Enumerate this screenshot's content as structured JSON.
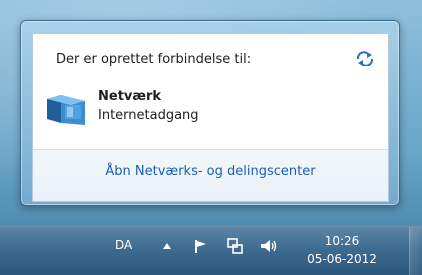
{
  "popup": {
    "header": "Der er oprettet forbindelse til:",
    "network_name": "Netværk",
    "network_status": "Internetadgang",
    "footer_link": "Åbn Netværks- og delingscenter",
    "link_color": "#1c5fb0"
  },
  "taskbar": {
    "language": "DA",
    "clock_time": "10:26",
    "clock_date": "05-06-2012",
    "tray_icons": [
      "chevron-up-icon",
      "flag-icon",
      "network-icon",
      "speaker-icon"
    ]
  },
  "colors": {
    "taskbar": "#3e6b8f",
    "popup_bg": "#ffffff"
  }
}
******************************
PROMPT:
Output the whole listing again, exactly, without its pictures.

YOUR SOLUTION:
Enumerate this screenshot's content as structured JSON.
{
  "popup": {
    "header": "Der er oprettet forbindelse til:",
    "network_name": "Netværk",
    "network_status": "Internetadgang",
    "footer_link": "Åbn Netværks- og delingscenter",
    "link_color": "#1c5fb0"
  },
  "taskbar": {
    "language": "DA",
    "clock_time": "10:26",
    "clock_date": "05-06-2012",
    "tray_icons": [
      "chevron-up-icon",
      "flag-icon",
      "network-icon",
      "speaker-icon"
    ]
  },
  "colors": {
    "taskbar": "#3e6b8f",
    "popup_bg": "#ffffff"
  }
}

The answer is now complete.